_Available data_.

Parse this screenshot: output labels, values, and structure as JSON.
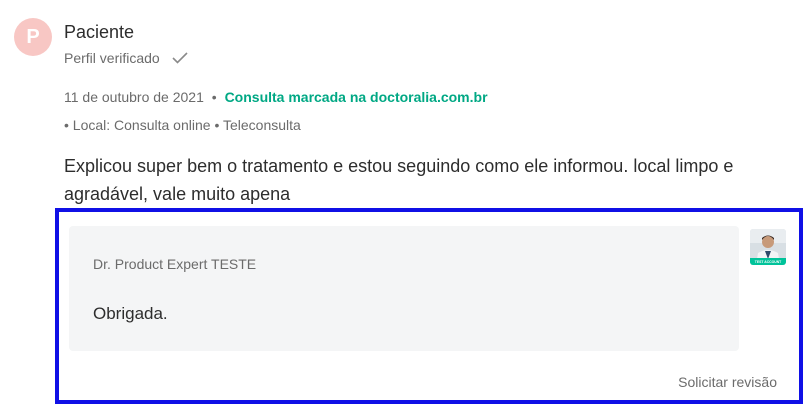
{
  "patient": {
    "avatar_letter": "P",
    "name": "Paciente",
    "verified_label": "Perfil verificado"
  },
  "meta": {
    "date": "11 de outubro de 2021",
    "separator": "•",
    "booking_link": "Consulta marcada na doctoralia.com.br",
    "location_line": "• Local: Consulta online • Teleconsulta"
  },
  "review": {
    "text": "Explicou super bem o tratamento e estou seguindo como ele informou. local limpo e agradável, vale muito apena"
  },
  "reply": {
    "doctor_name": "Dr. Product Expert TESTE",
    "text": "Obrigada.",
    "avatar_badge": "TEST ACCOUNT",
    "revision_link": "Solicitar revisão"
  },
  "colors": {
    "link_green": "#00a884",
    "highlight_blue": "#1010e6",
    "avatar_pink": "#f8c7c4",
    "reply_bg": "#f4f5f6"
  }
}
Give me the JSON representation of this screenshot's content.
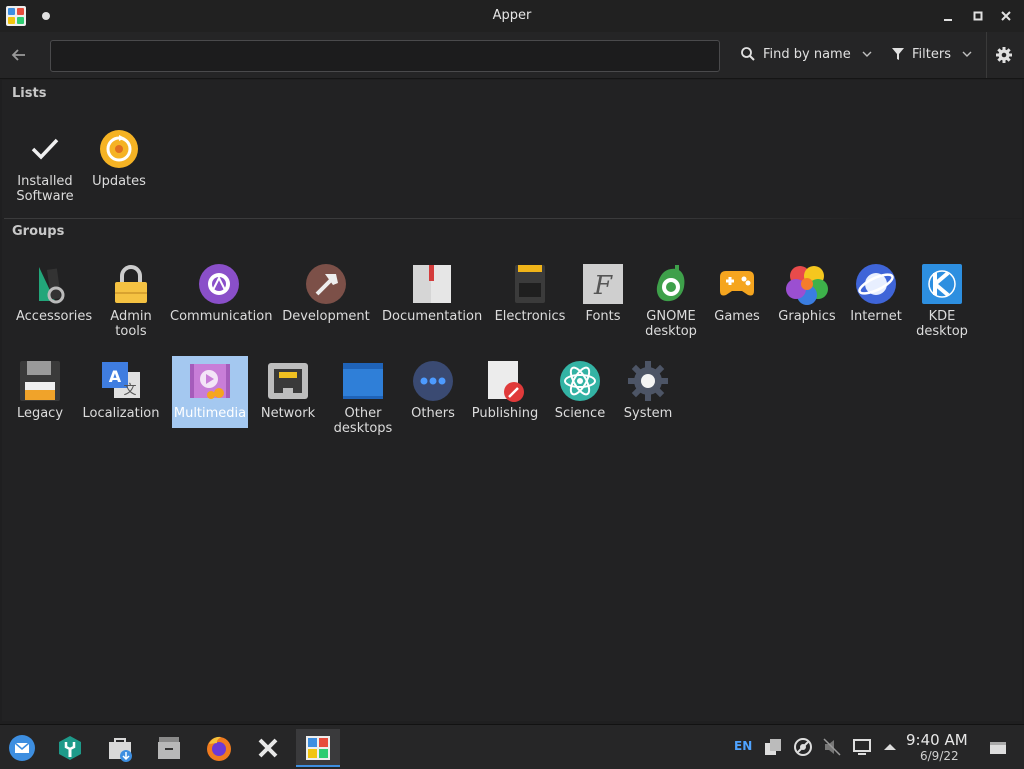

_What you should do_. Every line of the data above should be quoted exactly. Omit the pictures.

_Your solution_.
Parse this screenshot: output labels, values, and structure as JSON.
{
  "patient": {
    "avatar_letter": "P",
    "name": "Paciente",
    "verified_label": "Perfil verificado"
  },
  "meta": {
    "date": "11 de outubro de 2021",
    "separator": "•",
    "booking_link": "Consulta marcada na doctoralia.com.br",
    "location_line": "• Local: Consulta online • Teleconsulta"
  },
  "review": {
    "text": "Explicou super bem o tratamento e estou seguindo como ele informou. local limpo e agradável, vale muito apena"
  },
  "reply": {
    "doctor_name": "Dr. Product Expert TESTE",
    "text": "Obrigada.",
    "avatar_badge": "TEST ACCOUNT",
    "revision_link": "Solicitar revisão"
  },
  "colors": {
    "link_green": "#00a884",
    "highlight_blue": "#1010e6",
    "avatar_pink": "#f8c7c4",
    "reply_bg": "#f4f5f6"
  }
}
Give me the JSON representation of this screenshot's content.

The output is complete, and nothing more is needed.